In many ways, the evolution of programming FPGAs has paralleled the programming of DSPs. In the early days of DSP, programs were written entirely in assembly language. Today, DSP programmers typically start with a high-level language such as C, and then optimize the "hot spots" using intrinsics or hand-coded assembly. Similarly, FPGA designs were once crafted in Verilog or VHDL. Today, FPGA designers often start with a high-level description in an ESL tool, and then optimize hot spots using IP blocks or hand-coded VHDL or Verilog.
This transition is a good thing. Five years ago, you couldn't build much of anything in an FPGA without hardcore FPGA skills. This put FPGAs out of reach for most DSP programmers. Thanks to ESL tools, the average DSP programmer can now make the leap to FPGA design with a reasonable amount of effort, and produce reasonably optimal designs.
However, FPGA tools have not replicated the evolution of DSP tools in one important area: DSP compilers have a common entry point, namely ANSI C. ANSI C code can be use with any compiler and any DSP. Granted, optimized DSP programs usually contain non-ANSI C code, but this common starting point makes it relatively easy to change tool chains and/or DSP platforms.

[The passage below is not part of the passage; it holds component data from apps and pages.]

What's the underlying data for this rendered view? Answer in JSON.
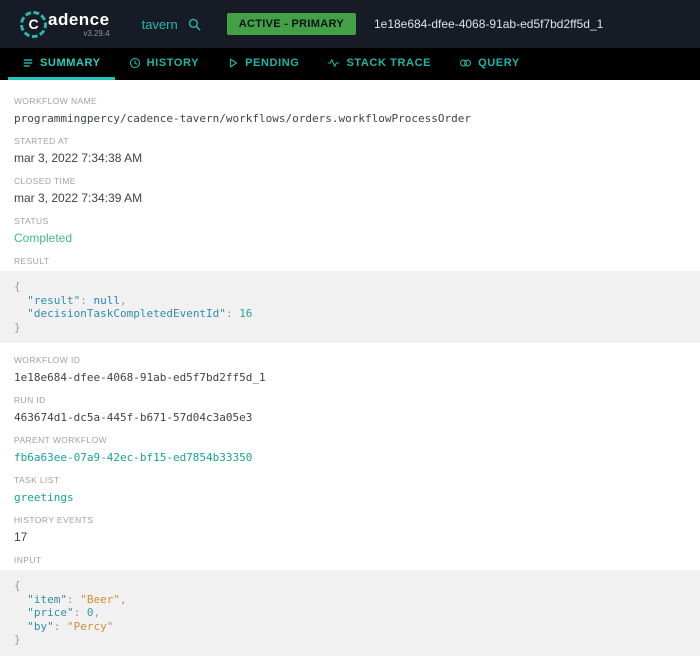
{
  "header": {
    "logo_letter": "C",
    "brand_rest": "adence",
    "version": "v3.29.4",
    "domain": "tavern",
    "badge": "ACTIVE - PRIMARY",
    "workflow_id": "1e18e684-dfee-4068-91ab-ed5f7bd2ff5d_1"
  },
  "tabs": [
    {
      "label": "SUMMARY",
      "active": true
    },
    {
      "label": "HISTORY",
      "active": false
    },
    {
      "label": "PENDING",
      "active": false
    },
    {
      "label": "STACK TRACE",
      "active": false
    },
    {
      "label": "QUERY",
      "active": false
    }
  ],
  "summary": {
    "workflow_name": {
      "label": "WORKFLOW NAME",
      "value": "programmingpercy/cadence-tavern/workflows/orders.workflowProcessOrder"
    },
    "started_at": {
      "label": "STARTED AT",
      "value": "mar 3, 2022 7:34:38 AM"
    },
    "closed_time": {
      "label": "CLOSED TIME",
      "value": "mar 3, 2022 7:34:39 AM"
    },
    "status": {
      "label": "STATUS",
      "value": "Completed"
    },
    "result": {
      "label": "RESULT"
    },
    "workflow_id": {
      "label": "WORKFLOW ID",
      "value": "1e18e684-dfee-4068-91ab-ed5f7bd2ff5d_1"
    },
    "run_id": {
      "label": "RUN ID",
      "value": "463674d1-dc5a-445f-b671-57d04c3a05e3"
    },
    "parent_workflow": {
      "label": "PARENT WORKFLOW",
      "value": "fb6a63ee-07a9-42ec-bf15-ed7854b33350"
    },
    "task_list": {
      "label": "TASK LIST",
      "value": "greetings"
    },
    "history_events": {
      "label": "HISTORY EVENTS",
      "value": "17"
    },
    "input": {
      "label": "INPUT"
    }
  },
  "code_blocks": {
    "result": {
      "lines": [
        [
          {
            "t": "{",
            "c": "punct"
          }
        ],
        [
          {
            "t": "  ",
            "c": "plain"
          },
          {
            "t": "\"result\"",
            "c": "key"
          },
          {
            "t": ": ",
            "c": "punct"
          },
          {
            "t": "null",
            "c": "null"
          },
          {
            "t": ",",
            "c": "punct"
          }
        ],
        [
          {
            "t": "  ",
            "c": "plain"
          },
          {
            "t": "\"decisionTaskCompletedEventId\"",
            "c": "key"
          },
          {
            "t": ": ",
            "c": "punct"
          },
          {
            "t": "16",
            "c": "number"
          }
        ],
        [
          {
            "t": "}",
            "c": "punct"
          }
        ]
      ]
    },
    "input": {
      "lines": [
        [
          {
            "t": "{",
            "c": "punct"
          }
        ],
        [
          {
            "t": "  ",
            "c": "plain"
          },
          {
            "t": "\"item\"",
            "c": "key"
          },
          {
            "t": ": ",
            "c": "punct"
          },
          {
            "t": "\"Beer\"",
            "c": "string"
          },
          {
            "t": ",",
            "c": "punct"
          }
        ],
        [
          {
            "t": "  ",
            "c": "plain"
          },
          {
            "t": "\"price\"",
            "c": "key"
          },
          {
            "t": ": ",
            "c": "punct"
          },
          {
            "t": "0",
            "c": "number"
          },
          {
            "t": ",",
            "c": "punct"
          }
        ],
        [
          {
            "t": "  ",
            "c": "plain"
          },
          {
            "t": "\"by\"",
            "c": "key"
          },
          {
            "t": ": ",
            "c": "punct"
          },
          {
            "t": "\"Percy\"",
            "c": "string"
          }
        ],
        [
          {
            "t": "}",
            "c": "punct"
          }
        ]
      ]
    }
  }
}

What's more, a programmer only needs to learn C, and they will have the basic knowledge they need to program any DSP.
In contrast, ESL tools for FPGAs have many different entry points. Tools like Catapult C and Impulse C use C or C++ as an entry point. Xilinx's AccelDSP uses the MATLAB language. Other tools use a graphical dataflow, such as Simulink or LabView. What's worse, devices from different vendors have different (and incompatible) high-level tool flows. Since designers often use more than one tool flow—and may have to learn multiple unrelated "languages" to get the best results—the learning curve for FPGA design is still unnecessarily steep. Furthermore, if designers switch tool flows or FPGA vendors, they have to start the learning process all over again.

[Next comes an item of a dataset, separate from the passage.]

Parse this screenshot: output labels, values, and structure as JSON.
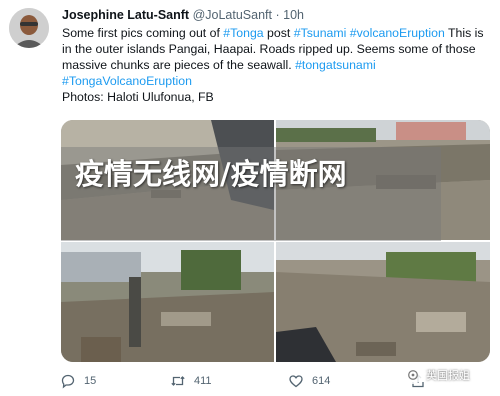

The need for a common design language has not gone unnoticed. The best candidate for such a language is SystemC, a set of C++ libraries and macros. SystemC is an open standard and is being promoted by Cadence, Synopsys, and Celoxica. In a recent report, the Open SystemC Initiative (OSCI) reported strong and growing adoption of SystemC. A survey conducted by the group shows 53% of survey respondents using SystemC in production today.
One problem with SystemC is that despite being based on C++, it is still essentially a hardware description language. This makes SystemC less accessible to software developers. However, SystemC could provide a language worth the learning curve—and it could allow tools to talk to each other. If SystemC continues to gain momentum it may bode well for FPGA development in the same way that the adoption of ANSI C has benefited DSP developers.